By Jeffrey Schaeffer
GONESSE, France — Families whose loved ones died in the fiery crash of a supersonic Concorde jet 10 years ago joined together near Paris yesterday, laying flowers at a monument to the dead and wandering the breezy field where the plane went down.
A French court is awaiting a verdict on who was to blame for the accident, which killed 109 aboard the plane and four on the ground, and devastated the reputation of the jet. The Concorde, which ferried the rich and famous across the Atlantic for three decades and could fly twice as fast as the speed of sound, was taken out of service in 2003.
Some 100 family members, witnesses of the crash and Air France officials attended ceremonies yesterday marking 10 years since the plane crashed after takeoff from Charles de Gaulle Airport, plowing into a hotel in the Paris suburb of Gonesse.
Air France flew in family members from Germany, where most of the victims were from, and gave them flowers to place at a monument in Gonesse. The Concorde program was operated jointly by Air France and British Airways.
One couple clenched hands as they looked at the monument, made of transparent glass with a piece of an airplane wing jutting through it. Families lay the flowers in silence, though officials spoke briefly at the ceremony.
Afterward, relatives of the dead went behind the monument, wandering the field where the plane crashed and where the hotel compound once stood. Claudine Le Gouadec traveled to Gonesse to pay tribute to her sister, Virginie, chief flight attendant on the doomed plane.
"I still have trouble believing that she is gone. It still seems abstract to me. The loss. For me she still exists, but I don't see her," she said.
Patrick Tesse recalled watching the accident unfold from his hotel nearby.
"I was in my office with the windows wide open. The noise of the plane's engine made me look up and when I saw the Concorde, it was in flames, it was moving back and forth violently," he said.
"I said to myself, 'That's it. I'm going die."'
After a decade of investigation, a French court held a trial earlier this year in which Houston-based Continental and two of its employees are accused of manslaughter in the crash.
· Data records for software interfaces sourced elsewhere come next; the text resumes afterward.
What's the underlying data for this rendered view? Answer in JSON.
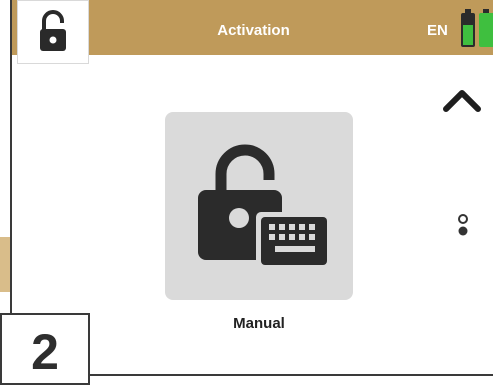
{
  "header": {
    "title": "Activation",
    "language": "EN",
    "battery_colors": [
      "#3fbf3f",
      "#3fbf3f"
    ],
    "accent": "#bf9a5a"
  },
  "tile": {
    "label": "Manual",
    "icon": "manual-unlock-keyboard-icon",
    "background": "#dadada"
  },
  "step": {
    "number": "2"
  },
  "icons": {
    "lock": "lock-open-icon",
    "up": "chevron-up-icon",
    "more": "more-dots-icon"
  }
}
The verdict is expected in December.
The trial focused on investigators' reports that a Continental jet dropped a metal strip onto the runway before the Concorde took off. The prosecution says the debris gashed one of the Concorde's tires, sending pieces of rubber into the fuel tanks and sparking a fire.
Continental denies any responsibility, saying fire broke out on the Concorde before the plane reached the debris on the runway.
The prosecution also accuses three French officials of underestimating trouble spots on the Concorde itself, and they are also charged with manslaughter.
The trial's main goal is to assign responsibility, as most of the victims' families received settlements years ago.
The town of Gonesse organized a separate ceremony yesterday, where some residents expressed their fears that this could happen again.
"I don't want call it an obsession, because we are so used to hearing the noise" of airplanes, said resident Claude Philippe, 72. "But sometimes where there is a weird sound, we say to ourselves, 'Here it is, this one is for us.'"